═══ TASK INPUTS ═══
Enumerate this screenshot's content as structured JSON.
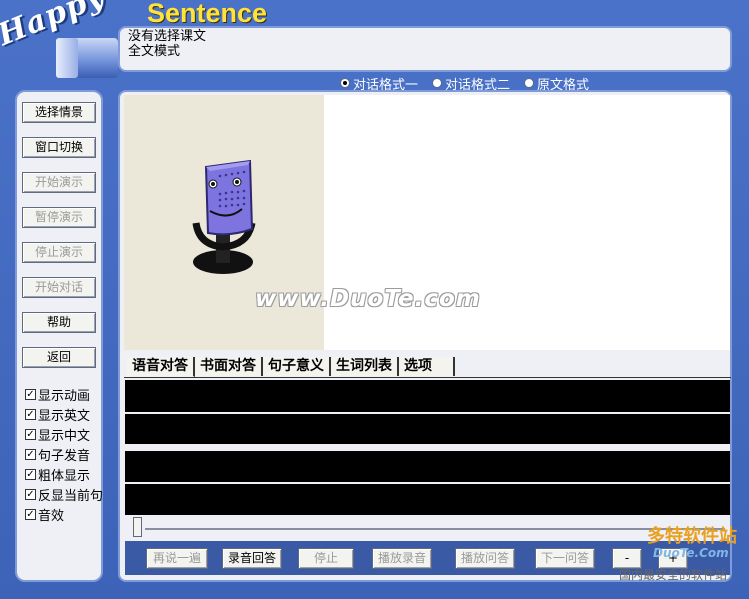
{
  "logo": {
    "happy": "Happy",
    "sentence": "Sentence"
  },
  "info": {
    "line1": "没有选择课文",
    "line2": "全文模式"
  },
  "format_options": [
    {
      "label": "对话格式一",
      "selected": true
    },
    {
      "label": "对话格式二",
      "selected": false
    },
    {
      "label": "原文格式",
      "selected": false
    }
  ],
  "sidebar": {
    "buttons": [
      {
        "label": "选择情景",
        "enabled": true
      },
      {
        "label": "窗口切换",
        "enabled": true
      },
      {
        "label": "开始演示",
        "enabled": false
      },
      {
        "label": "暂停演示",
        "enabled": false
      },
      {
        "label": "停止演示",
        "enabled": false
      },
      {
        "label": "开始对话",
        "enabled": false
      },
      {
        "label": "帮助",
        "enabled": true
      },
      {
        "label": "返回",
        "enabled": true
      }
    ],
    "checks": [
      {
        "label": "显示动画",
        "checked": true
      },
      {
        "label": "显示英文",
        "checked": true
      },
      {
        "label": "显示中文",
        "checked": true
      },
      {
        "label": "句子发音",
        "checked": true
      },
      {
        "label": "粗体显示",
        "checked": true
      },
      {
        "label": "反显当前句",
        "checked": true
      },
      {
        "label": "音效",
        "checked": true
      }
    ]
  },
  "tabs": [
    "语音对答",
    "书面对答",
    "句子意义",
    "生词列表",
    "选项"
  ],
  "watermark": {
    "main": "www.DuoTe.com",
    "corner_top": "多特软件站",
    "corner_mid": "DuoTe.Com",
    "corner_bottom": "国内最安全的软件站"
  },
  "bottom_buttons": [
    {
      "label": "再说一遍",
      "enabled": false
    },
    {
      "label": "录音回答",
      "enabled": true
    },
    {
      "label": "停止",
      "enabled": false
    },
    {
      "label": "播放录音",
      "enabled": false
    },
    {
      "label": "播放问答",
      "enabled": false
    },
    {
      "label": "下一问答",
      "enabled": false
    },
    {
      "label": "-",
      "enabled": true
    },
    {
      "label": "+",
      "enabled": true
    }
  ],
  "colors": {
    "background": "#4a72c8",
    "panel": "#eef0f5",
    "accent": "#ffe23a"
  }
}
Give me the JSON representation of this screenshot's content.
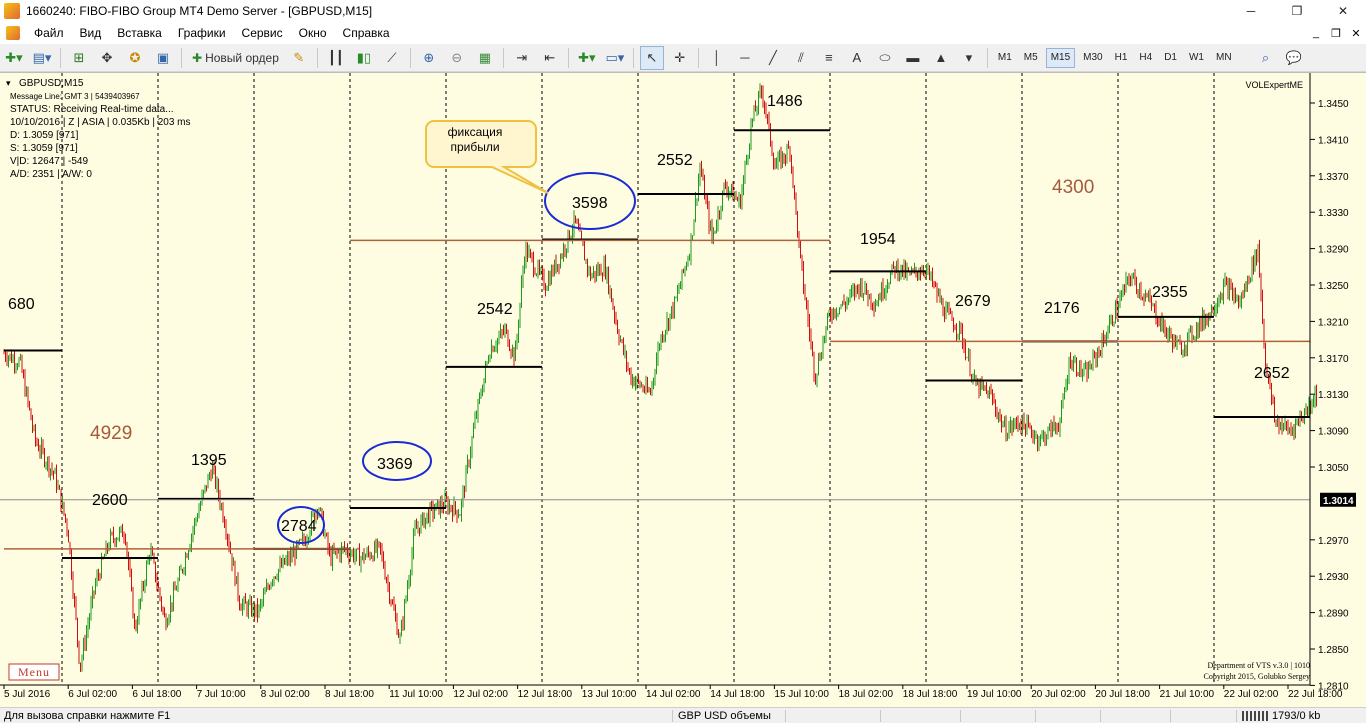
{
  "window": {
    "title": "1660240: FIBO-FIBO Group MT4 Demo Server - [GBPUSD,M15]",
    "minimize": "─",
    "maximize": "❐",
    "close": "✕"
  },
  "menu": [
    "Файл",
    "Вид",
    "Вставка",
    "Графики",
    "Сервис",
    "Окно",
    "Справка"
  ],
  "mdi": {
    "minimize": "_",
    "restore": "❐",
    "close": "✕"
  },
  "toolbar": {
    "new_order_label": "Новый ордер",
    "timeframes": [
      "M1",
      "M5",
      "M15",
      "M30",
      "H1",
      "H4",
      "D1",
      "W1",
      "MN"
    ],
    "active_timeframe": "M15",
    "tools": {
      "text_tool": "A"
    }
  },
  "chart": {
    "symbol_label": "GBPUSD,M15",
    "info_lines": [
      "Message Line: GMT 3 | 5439403967",
      "STATUS:  Receiving Real-time data...",
      "10/10/2016 | Z | ASIA | 0.035Kb | 203 ms",
      "D: 1.3059 [971]",
      "S: 1.3059 [971]",
      "V|D: 12647 | -549",
      "A/D: 2351 | A/W: 0"
    ],
    "indicator_name": "VOLExpertME",
    "copyright_lines": [
      "Department of VTS  v.3.0 | 1010",
      "Copyright 2015, Golubko Sergey"
    ],
    "menu_button": "Menu",
    "current_price": "1.3014",
    "price_ticks": [
      "1.3450",
      "1.3410",
      "1.3370",
      "1.3330",
      "1.3290",
      "1.3250",
      "1.3210",
      "1.3170",
      "1.3130",
      "1.3090",
      "1.3050",
      "1.2970",
      "1.2930",
      "1.2890",
      "1.2850",
      "1.2810"
    ],
    "time_ticks": [
      "5 Jul 2016",
      "6 Jul 02:00",
      "6 Jul 18:00",
      "7 Jul 10:00",
      "8 Jul 02:00",
      "8 Jul 18:00",
      "11 Jul 10:00",
      "12 Jul 02:00",
      "12 Jul 18:00",
      "13 Jul 10:00",
      "14 Jul 02:00",
      "14 Jul 18:00",
      "15 Jul 10:00",
      "18 Jul 02:00",
      "18 Jul 18:00",
      "19 Jul 10:00",
      "20 Jul 02:00",
      "20 Jul 18:00",
      "21 Jul 10:00",
      "22 Jul 02:00",
      "22 Jul 18:00"
    ],
    "volume_labels": [
      "680",
      "2600",
      "1395",
      "2784",
      "3369",
      "2542",
      "3598",
      "2552",
      "1486",
      "1954",
      "2679",
      "2176",
      "2355",
      "2652"
    ],
    "large_labels": [
      "4929",
      "4300"
    ],
    "callout": [
      "фиксация",
      "прибыли"
    ],
    "colors": {
      "background": "#fffde1",
      "bull": "#1f9a1f",
      "bear": "#d01010",
      "level": "#000000",
      "trend": "#b0603a",
      "ellipse": "#1a2ad4",
      "big_number": "#a55a3c"
    }
  },
  "status": {
    "help": "Для вызова справки нажмите F1",
    "profile": "GBP USD объемы",
    "connection": "1793/0 kb"
  }
}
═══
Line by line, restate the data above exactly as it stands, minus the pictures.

ANSWER:
Enumerate this screenshot's content as structured JSON.
{
  "logo": {
    "happy": "Happy",
    "sentence": "Sentence"
  },
  "info": {
    "line1": "没有选择课文",
    "line2": "全文模式"
  },
  "format_options": [
    {
      "label": "对话格式一",
      "selected": true
    },
    {
      "label": "对话格式二",
      "selected": false
    },
    {
      "label": "原文格式",
      "selected": false
    }
  ],
  "sidebar": {
    "buttons": [
      {
        "label": "选择情景",
        "enabled": true
      },
      {
        "label": "窗口切换",
        "enabled": true
      },
      {
        "label": "开始演示",
        "enabled": false
      },
      {
        "label": "暂停演示",
        "enabled": false
      },
      {
        "label": "停止演示",
        "enabled": false
      },
      {
        "label": "开始对话",
        "enabled": false
      },
      {
        "label": "帮助",
        "enabled": true
      },
      {
        "label": "返回",
        "enabled": true
      }
    ],
    "checks": [
      {
        "label": "显示动画",
        "checked": true
      },
      {
        "label": "显示英文",
        "checked": true
      },
      {
        "label": "显示中文",
        "checked": true
      },
      {
        "label": "句子发音",
        "checked": true
      },
      {
        "label": "粗体显示",
        "checked": true
      },
      {
        "label": "反显当前句",
        "checked": true
      },
      {
        "label": "音效",
        "checked": true
      }
    ]
  },
  "tabs": [
    "语音对答",
    "书面对答",
    "句子意义",
    "生词列表",
    "选项"
  ],
  "watermark": {
    "main": "www.DuoTe.com",
    "corner_top": "多特软件站",
    "corner_mid": "DuoTe.Com",
    "corner_bottom": "国内最安全的软件站"
  },
  "bottom_buttons": [
    {
      "label": "再说一遍",
      "enabled": false
    },
    {
      "label": "录音回答",
      "enabled": true
    },
    {
      "label": "停止",
      "enabled": false
    },
    {
      "label": "播放录音",
      "enabled": false
    },
    {
      "label": "播放问答",
      "enabled": false
    },
    {
      "label": "下一问答",
      "enabled": false
    },
    {
      "label": "-",
      "enabled": true
    },
    {
      "label": "+",
      "enabled": true
    }
  ],
  "colors": {
    "background": "#4a72c8",
    "panel": "#eef0f5",
    "accent": "#ffe23a"
  }
}
Give me the JSON representation of this screenshot's content.
{
  "window": {
    "title": "1660240: FIBO-FIBO Group MT4 Demo Server - [GBPUSD,M15]",
    "minimize": "─",
    "maximize": "❐",
    "close": "✕"
  },
  "menu": [
    "Файл",
    "Вид",
    "Вставка",
    "Графики",
    "Сервис",
    "Окно",
    "Справка"
  ],
  "mdi": {
    "minimize": "_",
    "restore": "❐",
    "close": "✕"
  },
  "toolbar": {
    "new_order_label": "Новый ордер",
    "timeframes": [
      "M1",
      "M5",
      "M15",
      "M30",
      "H1",
      "H4",
      "D1",
      "W1",
      "MN"
    ],
    "active_timeframe": "M15",
    "tools": {
      "text_tool": "A"
    }
  },
  "chart": {
    "symbol_label": "GBPUSD,M15",
    "info_lines": [
      "Message Line: GMT 3 | 5439403967",
      "STATUS:  Receiving Real-time data...",
      "10/10/2016 | Z | ASIA | 0.035Kb | 203 ms",
      "D: 1.3059 [971]",
      "S: 1.3059 [971]",
      "V|D: 12647 | -549",
      "A/D: 2351 | A/W: 0"
    ],
    "indicator_name": "VOLExpertME",
    "copyright_lines": [
      "Department of VTS  v.3.0 | 1010",
      "Copyright 2015, Golubko Sergey"
    ],
    "menu_button": "Menu",
    "current_price": "1.3014",
    "price_ticks": [
      "1.3450",
      "1.3410",
      "1.3370",
      "1.3330",
      "1.3290",
      "1.3250",
      "1.3210",
      "1.3170",
      "1.3130",
      "1.3090",
      "1.3050",
      "1.2970",
      "1.2930",
      "1.2890",
      "1.2850",
      "1.2810"
    ],
    "time_ticks": [
      "5 Jul 2016",
      "6 Jul 02:00",
      "6 Jul 18:00",
      "7 Jul 10:00",
      "8 Jul 02:00",
      "8 Jul 18:00",
      "11 Jul 10:00",
      "12 Jul 02:00",
      "12 Jul 18:00",
      "13 Jul 10:00",
      "14 Jul 02:00",
      "14 Jul 18:00",
      "15 Jul 10:00",
      "18 Jul 02:00",
      "18 Jul 18:00",
      "19 Jul 10:00",
      "20 Jul 02:00",
      "20 Jul 18:00",
      "21 Jul 10:00",
      "22 Jul 02:00",
      "22 Jul 18:00"
    ],
    "volume_labels": [
      "680",
      "2600",
      "1395",
      "2784",
      "3369",
      "2542",
      "3598",
      "2552",
      "1486",
      "1954",
      "2679",
      "2176",
      "2355",
      "2652"
    ],
    "large_labels": [
      "4929",
      "4300"
    ],
    "callout": [
      "фиксация",
      "прибыли"
    ],
    "colors": {
      "background": "#fffde1",
      "bull": "#1f9a1f",
      "bear": "#d01010",
      "level": "#000000",
      "trend": "#b0603a",
      "ellipse": "#1a2ad4",
      "big_number": "#a55a3c"
    }
  },
  "status": {
    "help": "Для вызова справки нажмите F1",
    "profile": "GBP USD объемы",
    "connection": "1793/0 kb"
  }
}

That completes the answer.